== YOUR ASSIGNMENT ==
From the line that contains "Give me the" down to the last line of the entries, repeat every line exactly. Do not carry over the pictures.

== EXERCISE MATERIAL ==
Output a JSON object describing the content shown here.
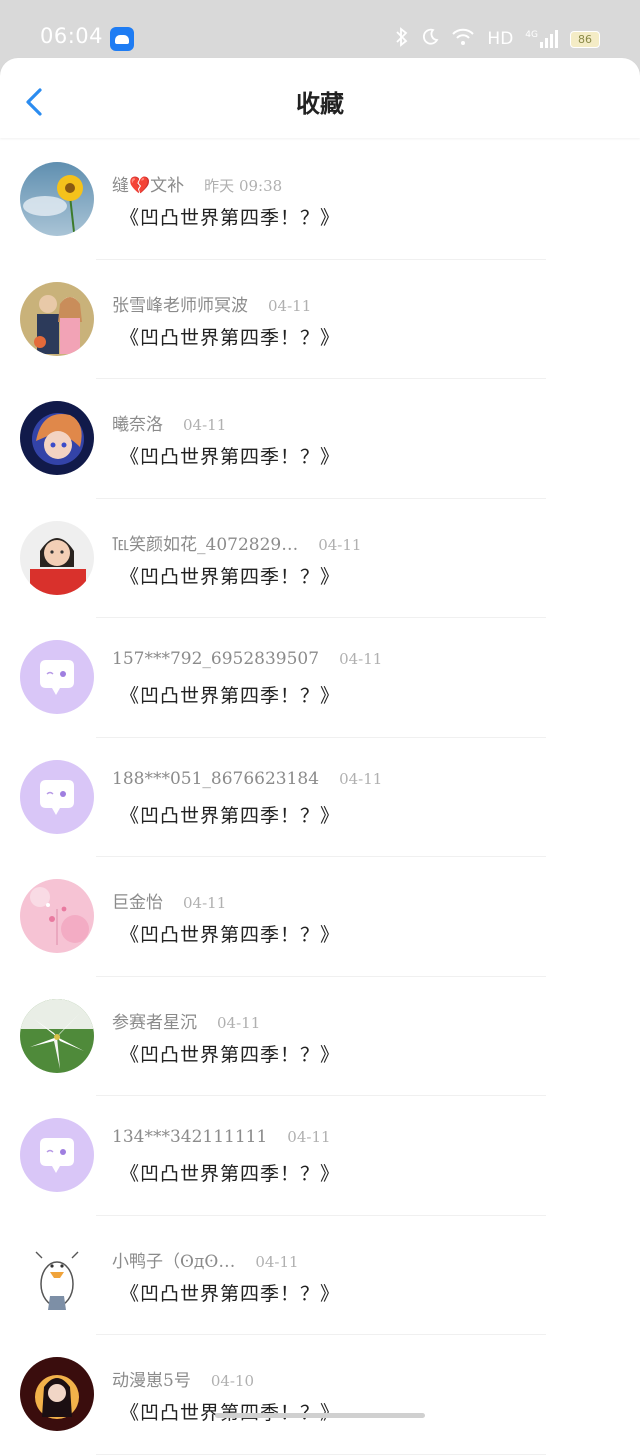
{
  "status_bar": {
    "time": "06:04",
    "network": "HD",
    "signal": "4G",
    "battery": "86"
  },
  "header": {
    "title": "收藏"
  },
  "items": [
    {
      "name": "缝💔文补",
      "time": "昨天 09:38",
      "content": "《凹凸世界第四季！？》",
      "avatar": "sunflower"
    },
    {
      "name": "张雪峰老师师冥波",
      "time": "04-11",
      "content": "《凹凸世界第四季！？》",
      "avatar": "couple"
    },
    {
      "name": "曦奈洛",
      "time": "04-11",
      "content": "《凹凸世界第四季！？》",
      "avatar": "anime"
    },
    {
      "name": "℡笑颜如花_4072829…",
      "time": "04-11",
      "content": "《凹凸世界第四季！？》",
      "avatar": "girl"
    },
    {
      "name": "157***792_6952839507",
      "time": "04-11",
      "content": "《凹凸世界第四季！？》",
      "avatar": "default"
    },
    {
      "name": "188***051_8676623184",
      "time": "04-11",
      "content": "《凹凸世界第四季！？》",
      "avatar": "default"
    },
    {
      "name": "巨金怡",
      "time": "04-11",
      "content": "《凹凸世界第四季！？》",
      "avatar": "pink"
    },
    {
      "name": "参赛者星沉",
      "time": "04-11",
      "content": "《凹凸世界第四季！？》",
      "avatar": "lily"
    },
    {
      "name": "134***342111111",
      "time": "04-11",
      "content": "《凹凸世界第四季！？》",
      "avatar": "default"
    },
    {
      "name": "小鸭子（ʘдʘ…",
      "time": "04-11",
      "content": "《凹凸世界第四季！？》",
      "avatar": "duck"
    },
    {
      "name": "动漫崽5号",
      "time": "04-10",
      "content": "《凹凸世界第四季！？》",
      "avatar": "dark"
    }
  ],
  "colors": {
    "accent": "#2b8cf0",
    "default_avatar": "#d9c6f7"
  }
}
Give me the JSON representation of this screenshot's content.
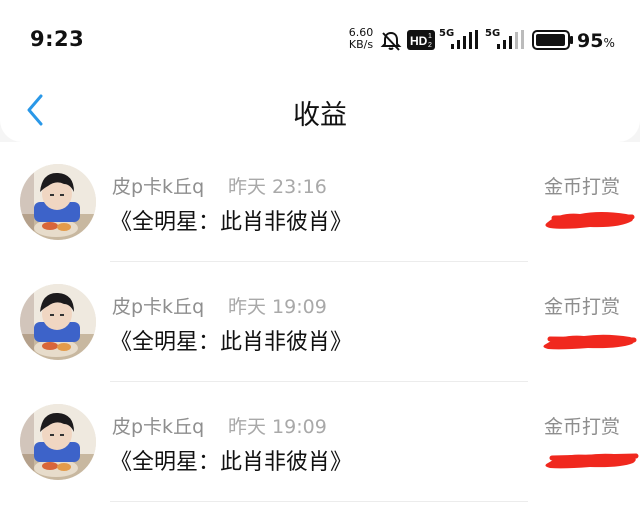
{
  "status_bar": {
    "time": "9:23",
    "net_speed_value": "6.60",
    "net_speed_unit": "KB/s",
    "signal1": "5G",
    "signal2": "5G",
    "battery_value": "95",
    "battery_unit": "%",
    "battery_level": 0.95
  },
  "header": {
    "title": "收益"
  },
  "records": [
    {
      "name": "皮p卡k丘q",
      "time": "昨天 23:16",
      "work": "《全明星：此肖非彼肖》",
      "type": "金币打赏"
    },
    {
      "name": "皮p卡k丘q",
      "time": "昨天 19:09",
      "work": "《全明星：此肖非彼肖》",
      "type": "金币打赏"
    },
    {
      "name": "皮p卡k丘q",
      "time": "昨天 19:09",
      "work": "《全明星：此肖非彼肖》",
      "type": "金币打赏"
    }
  ],
  "colors": {
    "accent": "#2a98e8",
    "redaction": "#f0281e"
  }
}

== TASK SOLUTION ==
Give me the JSON representation of this screenshot's content.
{
  "status_bar": {
    "time": "9:23",
    "net_speed_value": "6.60",
    "net_speed_unit": "KB/s",
    "signal1": "5G",
    "signal2": "5G",
    "battery_value": "95",
    "battery_unit": "%",
    "battery_level": 0.95
  },
  "header": {
    "title": "收益"
  },
  "records": [
    {
      "name": "皮p卡k丘q",
      "time": "昨天 23:16",
      "work": "《全明星：此肖非彼肖》",
      "type": "金币打赏"
    },
    {
      "name": "皮p卡k丘q",
      "time": "昨天 19:09",
      "work": "《全明星：此肖非彼肖》",
      "type": "金币打赏"
    },
    {
      "name": "皮p卡k丘q",
      "time": "昨天 19:09",
      "work": "《全明星：此肖非彼肖》",
      "type": "金币打赏"
    }
  ],
  "colors": {
    "accent": "#2a98e8",
    "redaction": "#f0281e"
  }
}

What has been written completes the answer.